Each month, Melcrum SCM Magazine asks two communication experts to argue respective sides of a burning issue. This month, our own Fran Brosan got to debate with Simon Garcia, Internal Communications at Thomson Reuters.
Would integration with external communication mean overexertion for internal communication? Simon says
“I don’t believe internal communication is quite fit and lean enough to be ready for the move into an integrated team.”
He believes that internal communication has perhaps the most value to add to business and should lead the comms effort, but because internal communication does not yet seem to have the necessary skills to maintain focus on revenue-generating outcomes, and measuring and promoting the value we bring to the business that the other comms functions do.
However, Francesca Brosan argues that internal and external communications have to be integrated if companies really want to succeed.
“How can you deepen customer relationships if you don’t make sure everyone in the organisation understands what you are good at?”
According to our recent research (What Works Where in B2B Digital Marketing 2012, conducted in partnership with The Marketing Society and Circle Research) deepening customer relationships came back as the number one response, with 75 per cent of marketers putting it as their top priority, followed by building brand awareness and creating thought leadership.

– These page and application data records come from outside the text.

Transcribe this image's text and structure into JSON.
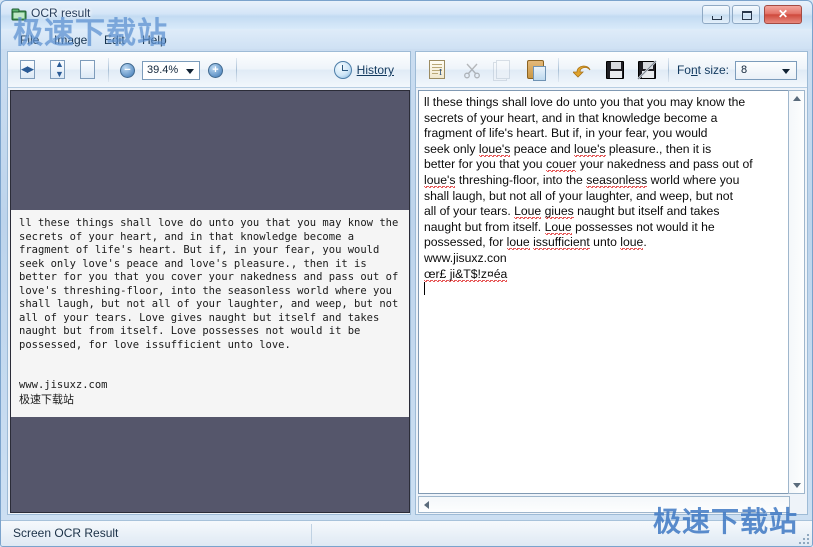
{
  "window": {
    "title": "OCR result",
    "icon": "app-window-icon",
    "controls": {
      "minimize": "minimize",
      "maximize": "maximize",
      "close": "✕"
    }
  },
  "menubar": {
    "items": [
      {
        "label": "File",
        "name": "menu-file"
      },
      {
        "label": "Image",
        "name": "menu-image"
      },
      {
        "label": "Edit",
        "name": "menu-edit"
      },
      {
        "label": "Help",
        "name": "menu-help"
      }
    ]
  },
  "watermarks": {
    "top": "极速下载站",
    "bottom": "极速下载站"
  },
  "image_toolbar": {
    "fit_width": "fit-width",
    "fit_height": "fit-height",
    "actual_size": "actual-size",
    "zoom_out": "−",
    "zoom_in": "+",
    "zoom_value": "39.4%",
    "history_label": "History",
    "history_accesskey": "H"
  },
  "text_toolbar": {
    "select_all": "select-all",
    "cut": "cut",
    "copy": "copy",
    "paste": "paste",
    "undo": "undo",
    "save": "save",
    "save_as": "save-as",
    "font_size_label_pre": "Fo",
    "font_size_label_key": "n",
    "font_size_label_post": "t size:",
    "font_size_value": "8"
  },
  "image_panel": {
    "background_color": "#55566b",
    "source_text": "ll these things shall love do unto you that you may know the\nsecrets of your heart, and in that knowledge become a\nfragment of life's heart. But if, in your fear, you would\nseek only love's peace and love's pleasure., then it is\nbetter for you that you cover your nakedness and pass out of\nlove's threshing-floor, into the seasonless world where you\nshall laugh, but not all of your laughter, and weep, but not\nall of your tears. Love gives naught but itself and takes\nnaught but from itself. Love possesses not would it be\npossessed, for love issufficient unto love.\n\n\nwww.jisuxz.com",
    "source_watermark": "极速下载站"
  },
  "text_panel": {
    "lines": [
      [
        {
          "t": "ll these things shall love do unto you that you may know the",
          "sq": false
        }
      ],
      [
        {
          "t": "secrets of your heart, and in that knowledge become a",
          "sq": false
        }
      ],
      [
        {
          "t": "fragment of life's heart. But if, in your fear, you would",
          "sq": false
        }
      ],
      [
        {
          "t": "seek only ",
          "sq": false
        },
        {
          "t": "loue's",
          "sq": true
        },
        {
          "t": " peace and ",
          "sq": false
        },
        {
          "t": "loue's",
          "sq": true
        },
        {
          "t": " pleasure., then it is",
          "sq": false
        }
      ],
      [
        {
          "t": "better for you that you ",
          "sq": false
        },
        {
          "t": "couer",
          "sq": true
        },
        {
          "t": " your nakedness and pass out of",
          "sq": false
        }
      ],
      [
        {
          "t": "loue's",
          "sq": true
        },
        {
          "t": " threshing-floor, into the ",
          "sq": false
        },
        {
          "t": "seasonless",
          "sq": true
        },
        {
          "t": " world where you",
          "sq": false
        }
      ],
      [
        {
          "t": "shall laugh, but not all of your laughter, and weep, but not",
          "sq": false
        }
      ],
      [
        {
          "t": "all of your tears. ",
          "sq": false
        },
        {
          "t": "Loue",
          "sq": true
        },
        {
          "t": " ",
          "sq": false
        },
        {
          "t": "giues",
          "sq": true
        },
        {
          "t": " naught but itself and takes",
          "sq": false
        }
      ],
      [
        {
          "t": "naught but from itself. ",
          "sq": false
        },
        {
          "t": "Loue",
          "sq": true
        },
        {
          "t": " possesses not would it he",
          "sq": false
        }
      ],
      [
        {
          "t": "possessed, for ",
          "sq": false
        },
        {
          "t": "loue",
          "sq": true
        },
        {
          "t": " ",
          "sq": false
        },
        {
          "t": "issufficient",
          "sq": true
        },
        {
          "t": " unto ",
          "sq": false
        },
        {
          "t": "loue",
          "sq": true
        },
        {
          "t": ".",
          "sq": false
        }
      ],
      [
        {
          "t": "www.jisuxz.con",
          "sq": false
        }
      ],
      [
        {
          "t": "œr£ ji&T$!z¤éa",
          "sq": true
        }
      ]
    ]
  },
  "statusbar": {
    "text": "Screen OCR Result"
  }
}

Integrating both internal and external communications would no doubt impact on time pressures, but separating the two exacerbates would create a disconnect between what the organisation is trying to achieve and the people who are at the heart of it – the employees.